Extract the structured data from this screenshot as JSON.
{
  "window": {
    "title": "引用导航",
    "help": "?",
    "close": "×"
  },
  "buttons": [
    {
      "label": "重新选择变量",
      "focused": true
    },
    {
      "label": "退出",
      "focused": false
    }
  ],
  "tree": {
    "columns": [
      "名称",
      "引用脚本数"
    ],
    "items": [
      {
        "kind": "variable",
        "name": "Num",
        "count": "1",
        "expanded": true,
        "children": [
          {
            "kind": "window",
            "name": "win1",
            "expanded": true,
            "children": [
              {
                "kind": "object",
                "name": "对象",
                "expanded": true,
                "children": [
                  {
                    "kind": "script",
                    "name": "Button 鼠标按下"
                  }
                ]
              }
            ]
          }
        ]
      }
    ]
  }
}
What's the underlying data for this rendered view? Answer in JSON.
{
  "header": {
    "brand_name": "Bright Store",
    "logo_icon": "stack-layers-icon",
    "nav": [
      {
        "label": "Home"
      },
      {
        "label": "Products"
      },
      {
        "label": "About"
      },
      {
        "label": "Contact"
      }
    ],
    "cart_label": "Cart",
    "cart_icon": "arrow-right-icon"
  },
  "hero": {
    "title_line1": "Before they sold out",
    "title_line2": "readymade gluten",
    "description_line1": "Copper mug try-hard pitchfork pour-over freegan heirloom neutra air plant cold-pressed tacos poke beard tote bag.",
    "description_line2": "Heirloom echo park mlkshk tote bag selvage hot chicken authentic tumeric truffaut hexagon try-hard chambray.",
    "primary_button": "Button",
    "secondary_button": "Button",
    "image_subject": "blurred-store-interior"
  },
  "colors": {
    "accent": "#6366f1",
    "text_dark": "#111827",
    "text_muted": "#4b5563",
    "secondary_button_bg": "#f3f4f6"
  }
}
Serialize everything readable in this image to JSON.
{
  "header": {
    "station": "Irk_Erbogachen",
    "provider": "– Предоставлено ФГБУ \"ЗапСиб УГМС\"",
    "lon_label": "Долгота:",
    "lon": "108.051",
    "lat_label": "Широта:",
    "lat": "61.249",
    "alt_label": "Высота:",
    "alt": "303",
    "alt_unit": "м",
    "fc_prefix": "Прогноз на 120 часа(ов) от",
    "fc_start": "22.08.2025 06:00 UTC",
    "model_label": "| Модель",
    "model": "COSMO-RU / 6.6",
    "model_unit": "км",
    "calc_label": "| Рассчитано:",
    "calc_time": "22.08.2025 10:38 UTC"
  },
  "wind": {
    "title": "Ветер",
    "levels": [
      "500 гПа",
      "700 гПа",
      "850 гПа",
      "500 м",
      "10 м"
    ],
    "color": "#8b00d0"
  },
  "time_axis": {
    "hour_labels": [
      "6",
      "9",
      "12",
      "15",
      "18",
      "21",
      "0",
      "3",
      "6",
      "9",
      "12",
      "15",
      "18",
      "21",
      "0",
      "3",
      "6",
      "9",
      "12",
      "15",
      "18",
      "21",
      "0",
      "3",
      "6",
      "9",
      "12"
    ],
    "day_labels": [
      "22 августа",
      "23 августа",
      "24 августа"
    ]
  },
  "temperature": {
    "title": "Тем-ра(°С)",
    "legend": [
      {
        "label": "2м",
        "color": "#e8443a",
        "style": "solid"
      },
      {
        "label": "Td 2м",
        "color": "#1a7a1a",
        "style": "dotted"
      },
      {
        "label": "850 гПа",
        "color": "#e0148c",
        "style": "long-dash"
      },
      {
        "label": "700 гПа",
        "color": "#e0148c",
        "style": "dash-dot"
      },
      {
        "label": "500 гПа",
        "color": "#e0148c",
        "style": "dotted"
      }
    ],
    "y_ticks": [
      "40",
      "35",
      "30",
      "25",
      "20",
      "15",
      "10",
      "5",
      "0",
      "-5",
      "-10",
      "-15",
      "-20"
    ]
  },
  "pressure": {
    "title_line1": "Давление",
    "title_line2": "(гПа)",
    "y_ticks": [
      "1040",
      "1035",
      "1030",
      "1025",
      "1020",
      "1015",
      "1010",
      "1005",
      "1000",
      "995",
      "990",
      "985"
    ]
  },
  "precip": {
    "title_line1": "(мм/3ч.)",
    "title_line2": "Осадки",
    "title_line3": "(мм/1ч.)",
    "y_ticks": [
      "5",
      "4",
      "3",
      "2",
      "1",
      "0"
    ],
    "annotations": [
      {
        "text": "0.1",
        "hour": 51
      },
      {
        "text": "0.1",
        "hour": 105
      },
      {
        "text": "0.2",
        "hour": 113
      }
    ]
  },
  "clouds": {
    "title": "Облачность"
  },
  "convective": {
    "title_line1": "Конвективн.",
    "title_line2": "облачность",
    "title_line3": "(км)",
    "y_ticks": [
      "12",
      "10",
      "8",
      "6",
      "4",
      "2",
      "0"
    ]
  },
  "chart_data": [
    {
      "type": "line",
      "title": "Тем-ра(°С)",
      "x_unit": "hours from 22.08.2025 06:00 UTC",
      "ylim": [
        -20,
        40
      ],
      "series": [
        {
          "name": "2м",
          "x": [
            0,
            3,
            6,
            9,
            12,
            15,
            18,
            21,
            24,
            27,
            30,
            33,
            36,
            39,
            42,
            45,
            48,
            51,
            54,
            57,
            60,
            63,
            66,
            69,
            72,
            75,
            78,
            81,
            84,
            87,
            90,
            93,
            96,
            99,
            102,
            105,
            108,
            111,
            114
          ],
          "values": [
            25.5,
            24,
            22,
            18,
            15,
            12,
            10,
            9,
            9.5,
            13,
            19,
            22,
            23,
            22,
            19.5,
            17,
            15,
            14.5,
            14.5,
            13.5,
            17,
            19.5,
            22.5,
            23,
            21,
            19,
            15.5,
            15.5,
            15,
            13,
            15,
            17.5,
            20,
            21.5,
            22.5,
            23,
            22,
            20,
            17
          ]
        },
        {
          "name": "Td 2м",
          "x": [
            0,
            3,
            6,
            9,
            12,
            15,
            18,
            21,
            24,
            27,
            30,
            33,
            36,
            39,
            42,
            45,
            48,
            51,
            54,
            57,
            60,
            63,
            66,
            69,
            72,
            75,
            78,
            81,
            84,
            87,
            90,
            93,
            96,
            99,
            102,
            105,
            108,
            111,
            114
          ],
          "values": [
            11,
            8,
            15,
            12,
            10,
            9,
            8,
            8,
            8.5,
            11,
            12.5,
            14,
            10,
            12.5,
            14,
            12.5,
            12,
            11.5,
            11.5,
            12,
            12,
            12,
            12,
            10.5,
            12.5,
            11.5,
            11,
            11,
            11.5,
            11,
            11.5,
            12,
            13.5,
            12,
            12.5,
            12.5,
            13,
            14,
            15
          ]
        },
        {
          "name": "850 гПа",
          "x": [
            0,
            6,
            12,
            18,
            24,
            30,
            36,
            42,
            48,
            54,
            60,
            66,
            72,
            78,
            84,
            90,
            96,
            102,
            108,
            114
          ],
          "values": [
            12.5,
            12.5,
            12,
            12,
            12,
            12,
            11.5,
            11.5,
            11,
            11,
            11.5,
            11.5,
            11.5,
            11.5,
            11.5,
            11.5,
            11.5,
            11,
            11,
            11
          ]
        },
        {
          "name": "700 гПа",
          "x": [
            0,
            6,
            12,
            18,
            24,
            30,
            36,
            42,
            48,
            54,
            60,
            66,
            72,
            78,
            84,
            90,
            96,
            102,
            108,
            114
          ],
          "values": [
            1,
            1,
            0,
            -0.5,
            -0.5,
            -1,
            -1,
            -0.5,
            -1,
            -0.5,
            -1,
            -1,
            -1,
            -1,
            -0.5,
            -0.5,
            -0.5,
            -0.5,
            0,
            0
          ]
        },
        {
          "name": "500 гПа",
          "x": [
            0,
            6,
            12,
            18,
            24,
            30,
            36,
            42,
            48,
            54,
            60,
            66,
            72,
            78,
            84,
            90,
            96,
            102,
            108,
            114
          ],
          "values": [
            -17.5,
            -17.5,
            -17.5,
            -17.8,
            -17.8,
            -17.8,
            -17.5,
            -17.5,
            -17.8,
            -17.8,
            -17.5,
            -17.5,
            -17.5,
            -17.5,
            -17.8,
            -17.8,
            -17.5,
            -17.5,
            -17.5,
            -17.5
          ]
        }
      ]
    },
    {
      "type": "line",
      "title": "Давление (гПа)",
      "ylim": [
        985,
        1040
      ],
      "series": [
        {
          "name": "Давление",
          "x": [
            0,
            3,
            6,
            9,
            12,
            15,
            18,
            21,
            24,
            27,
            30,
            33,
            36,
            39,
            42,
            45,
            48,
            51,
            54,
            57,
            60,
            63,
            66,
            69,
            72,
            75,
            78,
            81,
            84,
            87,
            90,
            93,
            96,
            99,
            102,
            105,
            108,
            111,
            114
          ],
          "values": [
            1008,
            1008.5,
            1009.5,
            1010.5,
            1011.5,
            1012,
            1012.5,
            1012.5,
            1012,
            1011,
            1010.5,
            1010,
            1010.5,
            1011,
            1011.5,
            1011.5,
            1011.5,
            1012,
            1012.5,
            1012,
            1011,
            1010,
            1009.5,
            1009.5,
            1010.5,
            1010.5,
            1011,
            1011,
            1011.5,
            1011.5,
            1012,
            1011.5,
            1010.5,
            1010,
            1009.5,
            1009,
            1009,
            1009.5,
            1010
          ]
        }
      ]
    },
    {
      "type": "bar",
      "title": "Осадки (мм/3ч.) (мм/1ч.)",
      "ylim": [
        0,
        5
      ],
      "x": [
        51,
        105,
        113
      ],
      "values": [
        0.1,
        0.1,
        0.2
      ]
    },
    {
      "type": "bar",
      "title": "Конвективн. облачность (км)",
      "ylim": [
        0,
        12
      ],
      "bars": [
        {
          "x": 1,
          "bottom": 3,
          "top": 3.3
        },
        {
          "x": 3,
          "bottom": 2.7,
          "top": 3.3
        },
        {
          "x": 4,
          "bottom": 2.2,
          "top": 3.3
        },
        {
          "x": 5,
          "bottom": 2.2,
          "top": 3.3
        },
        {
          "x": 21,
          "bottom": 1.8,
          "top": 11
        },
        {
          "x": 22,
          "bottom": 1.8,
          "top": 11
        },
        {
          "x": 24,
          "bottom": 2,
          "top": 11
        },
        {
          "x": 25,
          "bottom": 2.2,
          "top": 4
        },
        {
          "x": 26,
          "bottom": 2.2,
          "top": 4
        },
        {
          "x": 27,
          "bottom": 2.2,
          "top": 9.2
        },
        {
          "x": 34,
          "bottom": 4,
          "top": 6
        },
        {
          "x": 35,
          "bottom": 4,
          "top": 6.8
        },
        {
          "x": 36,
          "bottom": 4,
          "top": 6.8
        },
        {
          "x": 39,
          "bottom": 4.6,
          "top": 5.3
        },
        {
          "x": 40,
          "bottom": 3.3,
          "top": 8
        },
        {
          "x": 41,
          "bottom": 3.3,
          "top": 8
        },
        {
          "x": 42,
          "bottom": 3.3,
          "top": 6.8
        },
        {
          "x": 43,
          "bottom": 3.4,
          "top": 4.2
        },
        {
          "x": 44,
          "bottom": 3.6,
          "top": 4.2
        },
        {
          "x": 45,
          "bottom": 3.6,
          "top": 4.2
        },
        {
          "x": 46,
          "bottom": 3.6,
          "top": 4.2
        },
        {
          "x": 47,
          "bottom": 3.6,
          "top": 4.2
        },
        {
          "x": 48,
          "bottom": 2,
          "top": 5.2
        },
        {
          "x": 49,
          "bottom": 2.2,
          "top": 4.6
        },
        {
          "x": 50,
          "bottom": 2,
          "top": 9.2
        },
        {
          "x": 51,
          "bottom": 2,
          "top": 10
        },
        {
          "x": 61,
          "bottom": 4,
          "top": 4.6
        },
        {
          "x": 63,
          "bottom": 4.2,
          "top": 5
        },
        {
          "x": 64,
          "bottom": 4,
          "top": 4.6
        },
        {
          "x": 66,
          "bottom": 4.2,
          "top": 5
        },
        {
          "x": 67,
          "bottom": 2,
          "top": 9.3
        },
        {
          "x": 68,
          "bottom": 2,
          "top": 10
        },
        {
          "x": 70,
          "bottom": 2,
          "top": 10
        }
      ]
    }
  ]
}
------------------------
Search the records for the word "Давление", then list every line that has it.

### RESPONSE FOR THIS EXERCISE
    "title_line1": "Давление",
      "title": "Давление (гПа)",
          "name": "Давление",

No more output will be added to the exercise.